The federal government may impose more conditions on telecommunications providers to improve their resiliency as the investigation into the huge July 8 Rogers outage continues, the Industry minister told a House of Commons committee this morning.
François-Philippe Champagne said on learning of the collapse of Rogers’ internet and wireless networks, he demanded the chief executive officers of Rogers, Bell, Telus, Videotron, SaskTel, Eastlink and Shaw come to a formal agreement within 60 days covering mutual emergency network assistance, cross-company 911 roaming, and better communications with the public about network outages. That had been previously announced.
But, Champagne warned, that may not be all.
“This is only a beginning. I will demand even more from them. We will investigate with the CRTC [the federal telecom regulator], there will be recommendations, and following that I will demand additional measures. But for the time being the CEOs of the various companies have agreed with me more has to be done to increase the resilience of these networks.”
“This was a Rogers failure,” he emphasized. “This was a coding error in a routine update … Once we understand better the chain of events and what failed at Rogers we will obviously make sure we take additional steps to close that gap. I have been very clear to the CEOs I will demand more of them.”
Champagne was speaking this morning to the House of Commons Industry committee looking into the unprecedented July 8 outage of Rogers internet and wireless networks, which caused millions of Canadian individuals and businesses to lose connectivity.
Related content: Public version of Rogers explanation has blanks
In a letter to the CRTC, Rogers has promised to increase resiliency in its networks and systems, which will include fully segregating the wireless and wireline core networks. It has hired an external review team to assess and provide insights into the outage. “This will involve a complete evaluation of all our processes, including the performance of network upgrades, disaster recovery procedures, and communication with the public,” Rogers said.
Champagne deflected a question from NDP MP Brian Masse on what penalties Rogers may have to pay from the incident. Masse also demanded a consumer telecom bill of rights. In response, Champagne repeated that the first thing he did on learning of the outage was to “hold them [carriers] to account” and they had to create a formal, binding agreement.
In his testimony Ron McKenzie, Rogers’ new chief technology and information officer, gave more detail on what happened, essentially saying the incident was unexpected and unpredictable.

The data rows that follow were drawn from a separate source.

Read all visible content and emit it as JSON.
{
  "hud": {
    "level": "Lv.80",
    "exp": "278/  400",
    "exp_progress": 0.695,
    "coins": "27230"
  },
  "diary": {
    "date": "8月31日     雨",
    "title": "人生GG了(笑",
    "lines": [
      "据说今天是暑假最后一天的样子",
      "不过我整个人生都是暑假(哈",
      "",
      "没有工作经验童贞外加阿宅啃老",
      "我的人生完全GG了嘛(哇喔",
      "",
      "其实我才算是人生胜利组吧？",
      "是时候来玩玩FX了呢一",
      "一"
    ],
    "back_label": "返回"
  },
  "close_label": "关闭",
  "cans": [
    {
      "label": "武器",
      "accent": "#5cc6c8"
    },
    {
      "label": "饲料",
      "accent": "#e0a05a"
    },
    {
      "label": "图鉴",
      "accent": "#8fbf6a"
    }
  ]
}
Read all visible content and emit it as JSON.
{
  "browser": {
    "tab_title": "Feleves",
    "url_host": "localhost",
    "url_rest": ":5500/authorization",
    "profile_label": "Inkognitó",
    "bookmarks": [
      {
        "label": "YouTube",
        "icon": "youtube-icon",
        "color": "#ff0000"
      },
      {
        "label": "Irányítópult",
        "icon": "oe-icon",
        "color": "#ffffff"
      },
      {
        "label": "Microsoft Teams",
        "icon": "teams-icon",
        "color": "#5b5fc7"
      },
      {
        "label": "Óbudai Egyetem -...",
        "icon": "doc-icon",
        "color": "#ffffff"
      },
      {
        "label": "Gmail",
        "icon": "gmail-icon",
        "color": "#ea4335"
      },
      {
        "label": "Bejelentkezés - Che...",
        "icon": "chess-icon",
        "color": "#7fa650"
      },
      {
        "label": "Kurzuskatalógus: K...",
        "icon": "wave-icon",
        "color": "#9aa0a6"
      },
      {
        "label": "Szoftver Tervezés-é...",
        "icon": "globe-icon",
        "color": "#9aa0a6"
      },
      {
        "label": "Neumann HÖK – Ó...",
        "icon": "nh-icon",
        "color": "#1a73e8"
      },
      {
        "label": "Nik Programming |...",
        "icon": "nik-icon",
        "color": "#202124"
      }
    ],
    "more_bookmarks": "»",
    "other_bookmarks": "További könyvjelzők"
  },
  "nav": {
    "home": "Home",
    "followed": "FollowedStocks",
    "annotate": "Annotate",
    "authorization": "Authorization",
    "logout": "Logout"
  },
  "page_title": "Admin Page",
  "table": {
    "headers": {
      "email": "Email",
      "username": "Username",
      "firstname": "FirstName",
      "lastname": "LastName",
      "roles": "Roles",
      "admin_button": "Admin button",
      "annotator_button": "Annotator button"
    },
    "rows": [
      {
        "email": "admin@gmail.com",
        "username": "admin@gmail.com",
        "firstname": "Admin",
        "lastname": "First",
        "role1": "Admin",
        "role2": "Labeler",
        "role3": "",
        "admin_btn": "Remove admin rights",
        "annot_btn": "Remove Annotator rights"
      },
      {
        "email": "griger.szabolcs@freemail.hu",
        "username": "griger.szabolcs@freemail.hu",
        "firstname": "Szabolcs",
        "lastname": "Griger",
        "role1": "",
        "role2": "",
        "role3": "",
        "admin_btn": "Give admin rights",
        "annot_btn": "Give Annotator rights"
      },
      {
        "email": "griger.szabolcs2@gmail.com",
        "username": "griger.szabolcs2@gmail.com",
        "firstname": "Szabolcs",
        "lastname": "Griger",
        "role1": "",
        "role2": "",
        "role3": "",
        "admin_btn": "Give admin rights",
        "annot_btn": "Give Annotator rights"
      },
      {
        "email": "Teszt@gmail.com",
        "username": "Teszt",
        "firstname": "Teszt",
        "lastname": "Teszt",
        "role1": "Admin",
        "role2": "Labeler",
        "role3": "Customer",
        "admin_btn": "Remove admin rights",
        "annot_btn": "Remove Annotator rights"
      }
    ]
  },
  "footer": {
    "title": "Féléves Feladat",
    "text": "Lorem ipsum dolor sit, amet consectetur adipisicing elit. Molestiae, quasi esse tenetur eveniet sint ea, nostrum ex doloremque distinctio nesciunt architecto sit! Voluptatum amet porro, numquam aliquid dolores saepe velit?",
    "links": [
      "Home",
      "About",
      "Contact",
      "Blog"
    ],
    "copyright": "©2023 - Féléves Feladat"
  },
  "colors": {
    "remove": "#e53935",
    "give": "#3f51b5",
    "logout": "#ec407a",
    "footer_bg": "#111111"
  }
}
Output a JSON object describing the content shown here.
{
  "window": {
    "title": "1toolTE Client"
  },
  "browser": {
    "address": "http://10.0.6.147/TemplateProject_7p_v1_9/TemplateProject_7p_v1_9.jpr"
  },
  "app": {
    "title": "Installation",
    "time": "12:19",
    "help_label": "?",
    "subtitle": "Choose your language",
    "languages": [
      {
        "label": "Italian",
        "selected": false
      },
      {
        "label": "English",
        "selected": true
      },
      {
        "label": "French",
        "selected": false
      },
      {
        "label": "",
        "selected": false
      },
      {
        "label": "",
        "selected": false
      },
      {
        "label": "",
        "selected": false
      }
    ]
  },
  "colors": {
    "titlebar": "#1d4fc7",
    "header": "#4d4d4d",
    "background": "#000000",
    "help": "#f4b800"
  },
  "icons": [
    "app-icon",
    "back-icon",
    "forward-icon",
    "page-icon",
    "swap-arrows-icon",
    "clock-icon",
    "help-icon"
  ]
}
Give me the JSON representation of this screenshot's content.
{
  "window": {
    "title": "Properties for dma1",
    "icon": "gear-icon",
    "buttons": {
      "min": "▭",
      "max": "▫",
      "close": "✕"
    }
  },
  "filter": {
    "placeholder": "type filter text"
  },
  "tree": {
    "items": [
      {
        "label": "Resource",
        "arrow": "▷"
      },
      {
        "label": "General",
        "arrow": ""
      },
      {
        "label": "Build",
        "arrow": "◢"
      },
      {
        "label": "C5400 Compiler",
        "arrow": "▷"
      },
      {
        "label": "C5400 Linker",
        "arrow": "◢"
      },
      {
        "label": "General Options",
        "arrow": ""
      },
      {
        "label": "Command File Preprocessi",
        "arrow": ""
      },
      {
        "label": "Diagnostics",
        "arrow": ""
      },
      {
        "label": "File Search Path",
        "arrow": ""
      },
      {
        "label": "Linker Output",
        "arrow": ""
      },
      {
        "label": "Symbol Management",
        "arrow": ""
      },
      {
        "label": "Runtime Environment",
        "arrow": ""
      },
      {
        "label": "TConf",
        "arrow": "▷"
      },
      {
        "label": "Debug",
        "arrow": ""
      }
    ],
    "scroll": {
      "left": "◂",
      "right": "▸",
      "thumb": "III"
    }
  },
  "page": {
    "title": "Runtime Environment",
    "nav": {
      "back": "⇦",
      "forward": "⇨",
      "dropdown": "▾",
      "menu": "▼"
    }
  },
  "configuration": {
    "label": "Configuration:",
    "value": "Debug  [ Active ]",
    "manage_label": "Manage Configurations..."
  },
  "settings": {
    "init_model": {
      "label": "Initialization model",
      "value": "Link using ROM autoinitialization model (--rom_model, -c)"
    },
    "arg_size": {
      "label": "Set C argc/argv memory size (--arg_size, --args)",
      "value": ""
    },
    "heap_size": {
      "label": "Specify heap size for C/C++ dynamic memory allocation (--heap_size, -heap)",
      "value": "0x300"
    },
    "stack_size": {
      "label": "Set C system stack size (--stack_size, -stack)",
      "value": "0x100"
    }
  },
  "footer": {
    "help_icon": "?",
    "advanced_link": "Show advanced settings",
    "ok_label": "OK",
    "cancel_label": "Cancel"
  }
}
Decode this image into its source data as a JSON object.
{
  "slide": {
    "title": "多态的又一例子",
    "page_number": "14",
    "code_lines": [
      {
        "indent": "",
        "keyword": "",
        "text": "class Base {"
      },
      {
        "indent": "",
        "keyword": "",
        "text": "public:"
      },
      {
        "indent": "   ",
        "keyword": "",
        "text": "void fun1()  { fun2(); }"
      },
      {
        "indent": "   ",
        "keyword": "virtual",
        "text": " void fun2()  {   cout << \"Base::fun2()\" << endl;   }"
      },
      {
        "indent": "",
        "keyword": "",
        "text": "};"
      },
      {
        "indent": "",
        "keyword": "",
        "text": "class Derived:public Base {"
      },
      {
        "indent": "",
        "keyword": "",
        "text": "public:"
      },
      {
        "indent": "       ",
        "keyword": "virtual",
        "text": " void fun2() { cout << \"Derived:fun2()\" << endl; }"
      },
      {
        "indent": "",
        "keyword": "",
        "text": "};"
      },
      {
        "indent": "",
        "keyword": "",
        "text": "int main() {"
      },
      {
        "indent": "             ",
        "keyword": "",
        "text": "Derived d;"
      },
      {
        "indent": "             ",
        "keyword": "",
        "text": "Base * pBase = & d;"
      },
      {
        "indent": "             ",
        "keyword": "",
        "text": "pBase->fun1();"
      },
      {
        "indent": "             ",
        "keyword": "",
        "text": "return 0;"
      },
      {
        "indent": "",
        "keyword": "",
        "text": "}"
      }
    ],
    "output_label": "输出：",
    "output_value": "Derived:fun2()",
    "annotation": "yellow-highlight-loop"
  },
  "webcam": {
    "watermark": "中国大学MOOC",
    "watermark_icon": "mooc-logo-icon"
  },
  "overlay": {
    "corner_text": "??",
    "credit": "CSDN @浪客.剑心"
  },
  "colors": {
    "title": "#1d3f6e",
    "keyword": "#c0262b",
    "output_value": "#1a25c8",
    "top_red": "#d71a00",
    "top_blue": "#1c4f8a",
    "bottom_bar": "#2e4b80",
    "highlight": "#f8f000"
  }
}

As outlined in the Rogers CRTC explanation, he said the update to the core network was the sixth phase of a seven-phase process that had begun weeks earlier. The first five phases had proceeded without incident. However, two IP traffic distribution routers from different manufacturers reacted differently to the new code that removed a traffic filter, leaving the routers overwhelmed with traffic.
“There was no way for the engineer [responsible for the change] when it had been performed five times prior with no incident whatsoever, there was no information at the time there was going to be an issue.
“When the code change was executed and the filter removed, the behaviour of the equipment and the way it’s designed between one vendor and a second vendor is very different. That was the unknown at the time: The behaviour of one device of one manufacturer who executes a device one way, versus another manufacturer. It was that sequence that caused essentially the event to flood the core network.”
“This core design of a common IP core is the consistent architecture used by operators all around the world,” he added. “This was an unprecedented event in the way two elements of equipment interacted together that was not known.”